So how, then, did the scores get gamed? As I suggested in my last post, predictable conventions are necessary -- that's why we have accounting standards, not reports from accountants that say "This company looks pretty good to me!" But the problem with predictable conventions is that you can game them. Companies do it with accounting, salespeople do it with commission calculations, and politicians do it with their budget people. We can certainly try to reduce this behavior -- for example, by screaming loud and long when it happens. But the problem is usually not with the standards, nor with the auditors. It's with the folks trying to comply with the letter of the rules while flagrantly violating the spirit.

There are certainly ways we might reform the CBO to make it even better. Conservatives are starting to suggest that CBO models should be available to the public. I also recently heard a suggestion that the CBO should include private costs as well as direct spending in its scores, in order to discourage politicians from relying so heavily on regulatory mandates as clumsy substitutes for direct spending. Both of these seem like good ideas to me, though I have not studied either of them closely enough to be sure that I understand the drawbacks.

But these changes wouldn't have kept Obamacare from being gamed. Neither would a different CBO director -- or, rather, a different CBO director might have, but only if he was an ideologue who tossed out concrete standards in favor of his or her opinions. Moving to that sort of model would be a cure worse than the disease, for two reasons: First, you'd be substituting raw opinion for standards, rendering the scores basically meaningless as a policy tool; second, because Congress appoints the head of the CBO, the same Congress you're trying to stop would be the folks selecting the ideologue to render the opinions.

If we want to stop the gaming, we need to insist that politicians stop it. And, more important, we must insist that our own politicians stop it. Every policy journalist and activist whines when the other side comes up with creative kludges to lower the apparent cost of their programs. But if they clam up when their own guys are in power ... well, the dogs bark, but the caravan moves on.

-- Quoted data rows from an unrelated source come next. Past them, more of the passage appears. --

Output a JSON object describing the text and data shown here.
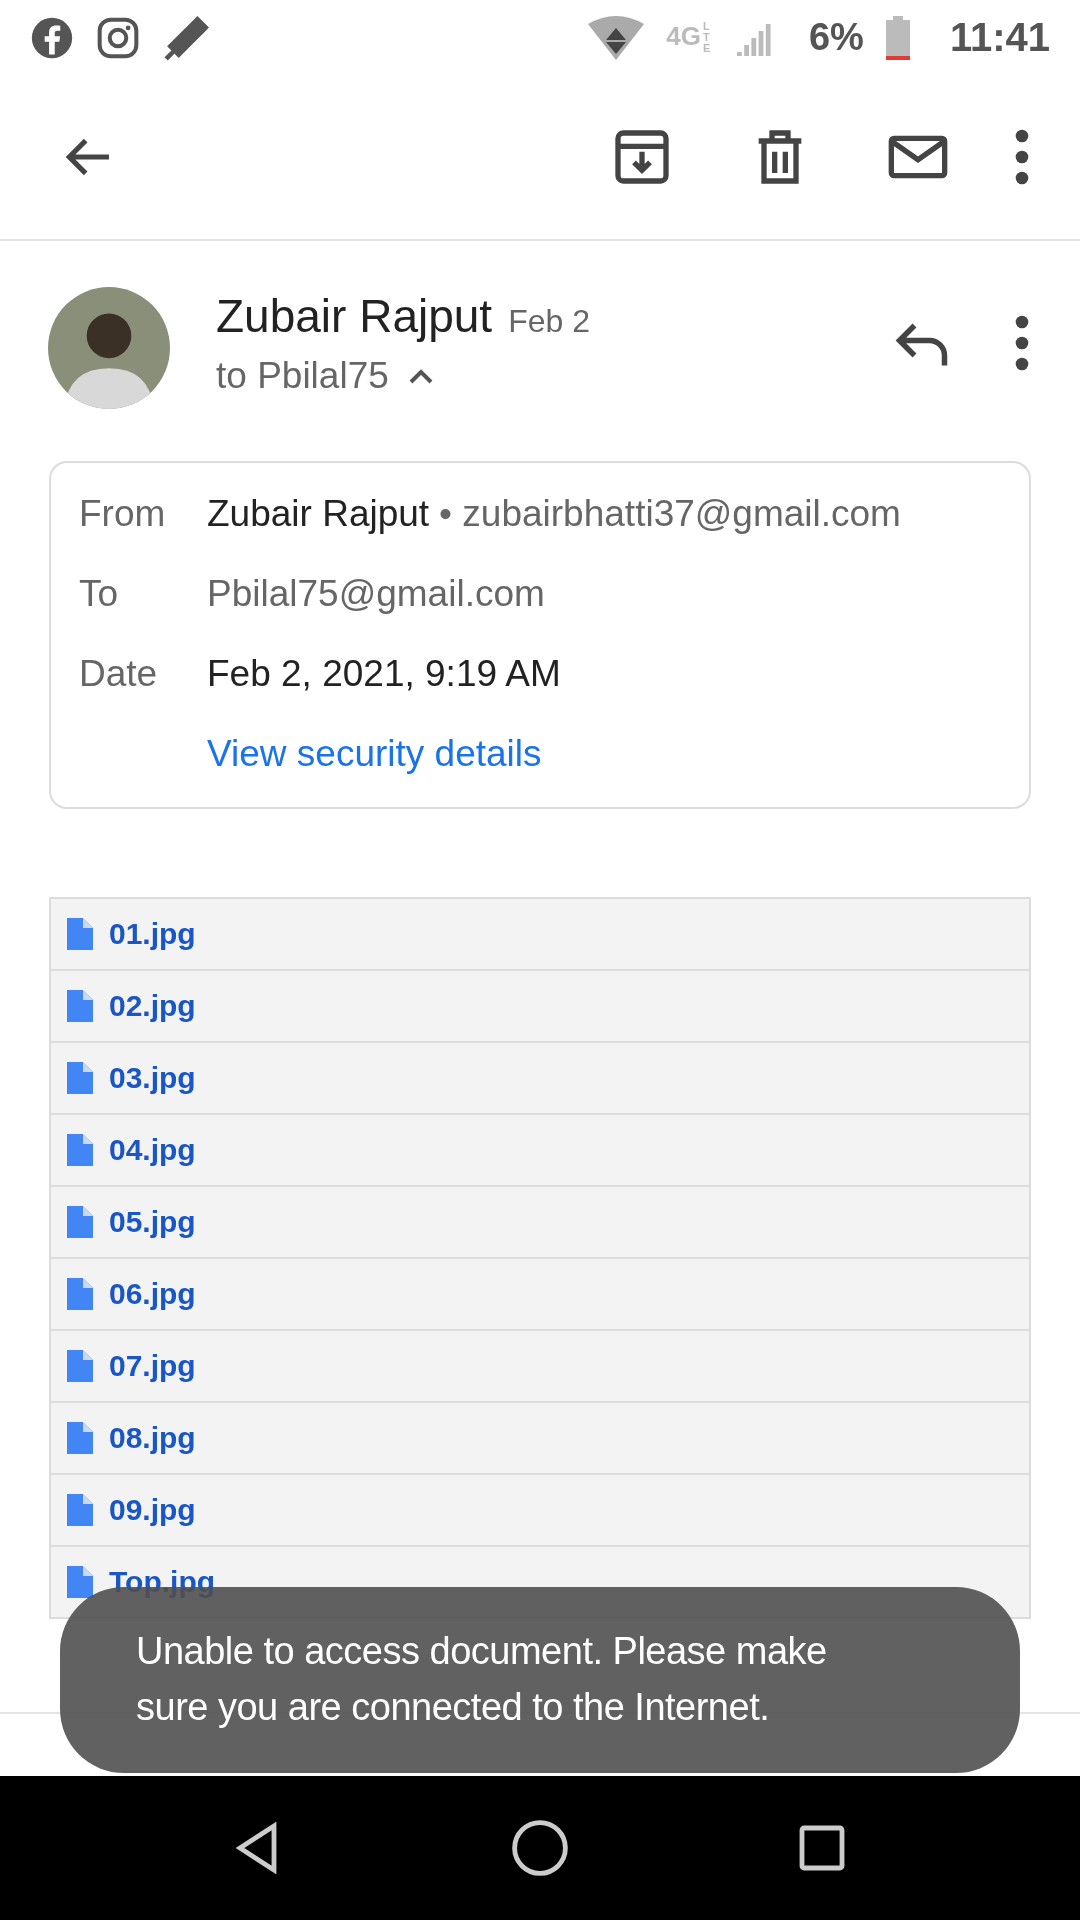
{
  "status_bar": {
    "network": "4G",
    "network_sub": "LTE",
    "battery": "6%",
    "time": "11:41"
  },
  "toolbar": {
    "actions": [
      {
        "kind": "archive"
      },
      {
        "kind": "delete"
      },
      {
        "kind": "mark-unread"
      },
      {
        "kind": "more"
      }
    ]
  },
  "message": {
    "sender": "Zubair Rajput",
    "date": "Feb 2",
    "recipient": "to Pbilal75",
    "details_expanded": true,
    "details": [
      {
        "label": "From",
        "value": "Zubair Rajput",
        "extra": "• zubairbhatti37@gmail.com"
      },
      {
        "label": "To",
        "value": "Pbilal75@gmail.com",
        "muted": true
      },
      {
        "label": "Date",
        "value": "Feb 2, 2021, 9:19 AM"
      }
    ],
    "security_link": "View security details"
  },
  "attachments": [
    "01.jpg",
    "02.jpg",
    "03.jpg",
    "04.jpg",
    "05.jpg",
    "06.jpg",
    "07.jpg",
    "08.jpg",
    "09.jpg",
    "Top.jpg"
  ],
  "toast": "Unable to access document. Please make sure you are connected to the Internet."
}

This column does not necessarily reflect the opinion of Bloomberg View's editorial board or Bloomberg LP, its owners and investors.

To contact the author on this story:
Megan McArdle at mmcardle3@bloomberg.net

To contact the editor on this story:
Brooke Sample at bsample1@bloomberg.net